● **EXERCISE INSTRUCTIONS**
Copy out the entries that follow, exactly as written.

● **GIVEN DATA**
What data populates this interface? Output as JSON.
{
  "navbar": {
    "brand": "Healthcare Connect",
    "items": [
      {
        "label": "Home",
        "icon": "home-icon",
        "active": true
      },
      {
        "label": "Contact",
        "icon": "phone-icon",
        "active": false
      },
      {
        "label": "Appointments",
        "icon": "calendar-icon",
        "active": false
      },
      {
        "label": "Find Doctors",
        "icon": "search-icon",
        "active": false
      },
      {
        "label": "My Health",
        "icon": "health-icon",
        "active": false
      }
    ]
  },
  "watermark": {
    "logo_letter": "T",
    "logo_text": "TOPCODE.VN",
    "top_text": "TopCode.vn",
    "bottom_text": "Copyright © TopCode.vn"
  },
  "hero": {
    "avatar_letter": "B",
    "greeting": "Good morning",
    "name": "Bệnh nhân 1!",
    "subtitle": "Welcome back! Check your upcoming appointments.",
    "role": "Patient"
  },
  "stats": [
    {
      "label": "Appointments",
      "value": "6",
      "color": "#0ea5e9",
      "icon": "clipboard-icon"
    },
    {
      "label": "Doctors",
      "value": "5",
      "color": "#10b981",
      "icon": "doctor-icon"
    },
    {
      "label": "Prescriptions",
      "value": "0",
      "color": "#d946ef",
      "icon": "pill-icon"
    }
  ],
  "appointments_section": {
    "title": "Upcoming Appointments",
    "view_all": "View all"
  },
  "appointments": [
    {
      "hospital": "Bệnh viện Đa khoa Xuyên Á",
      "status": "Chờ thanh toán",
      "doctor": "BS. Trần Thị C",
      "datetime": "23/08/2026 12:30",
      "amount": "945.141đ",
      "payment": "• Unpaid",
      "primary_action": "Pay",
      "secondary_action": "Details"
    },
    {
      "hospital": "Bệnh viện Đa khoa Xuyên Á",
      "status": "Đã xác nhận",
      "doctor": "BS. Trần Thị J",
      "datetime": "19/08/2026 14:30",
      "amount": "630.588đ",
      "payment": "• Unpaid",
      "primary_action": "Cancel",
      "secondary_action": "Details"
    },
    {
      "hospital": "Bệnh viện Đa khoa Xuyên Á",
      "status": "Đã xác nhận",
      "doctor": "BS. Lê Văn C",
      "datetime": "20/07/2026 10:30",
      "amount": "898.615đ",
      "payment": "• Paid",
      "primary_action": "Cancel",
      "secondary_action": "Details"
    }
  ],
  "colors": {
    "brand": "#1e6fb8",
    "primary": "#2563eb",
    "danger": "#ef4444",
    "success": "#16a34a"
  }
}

● **TASK RESPONSE**
What data populates this interface? Output as JSON.
{
  "navbar": {
    "brand": "Healthcare Connect",
    "items": [
      {
        "label": "Home",
        "icon": "home-icon",
        "active": true
      },
      {
        "label": "Contact",
        "icon": "phone-icon",
        "active": false
      },
      {
        "label": "Appointments",
        "icon": "calendar-icon",
        "active": false
      },
      {
        "label": "Find Doctors",
        "icon": "search-icon",
        "active": false
      },
      {
        "label": "My Health",
        "icon": "health-icon",
        "active": false
      }
    ]
  },
  "watermark": {
    "logo_letter": "T",
    "logo_text": "TOPCODE.VN",
    "top_text": "TopCode.vn",
    "bottom_text": "Copyright © TopCode.vn"
  },
  "hero": {
    "avatar_letter": "B",
    "greeting": "Good morning",
    "name": "Bệnh nhân 1!",
    "subtitle": "Welcome back! Check your upcoming appointments.",
    "role": "Patient"
  },
  "stats": [
    {
      "label": "Appointments",
      "value": "6",
      "color": "#0ea5e9",
      "icon": "clipboard-icon"
    },
    {
      "label": "Doctors",
      "value": "5",
      "color": "#10b981",
      "icon": "doctor-icon"
    },
    {
      "label": "Prescriptions",
      "value": "0",
      "color": "#d946ef",
      "icon": "pill-icon"
    }
  ],
  "appointments_section": {
    "title": "Upcoming Appointments",
    "view_all": "View all"
  },
  "appointments": [
    {
      "hospital": "Bệnh viện Đa khoa Xuyên Á",
      "status": "Chờ thanh toán",
      "doctor": "BS. Trần Thị C",
      "datetime": "23/08/2026 12:30",
      "amount": "945.141đ",
      "payment": "• Unpaid",
      "primary_action": "Pay",
      "secondary_action": "Details"
    },
    {
      "hospital": "Bệnh viện Đa khoa Xuyên Á",
      "status": "Đã xác nhận",
      "doctor": "BS. Trần Thị J",
      "datetime": "19/08/2026 14:30",
      "amount": "630.588đ",
      "payment": "• Unpaid",
      "primary_action": "Cancel",
      "secondary_action": "Details"
    },
    {
      "hospital": "Bệnh viện Đa khoa Xuyên Á",
      "status": "Đã xác nhận",
      "doctor": "BS. Lê Văn C",
      "datetime": "20/07/2026 10:30",
      "amount": "898.615đ",
      "payment": "• Paid",
      "primary_action": "Cancel",
      "secondary_action": "Details"
    }
  ],
  "colors": {
    "brand": "#1e6fb8",
    "primary": "#2563eb",
    "danger": "#ef4444",
    "success": "#16a34a"
  }
}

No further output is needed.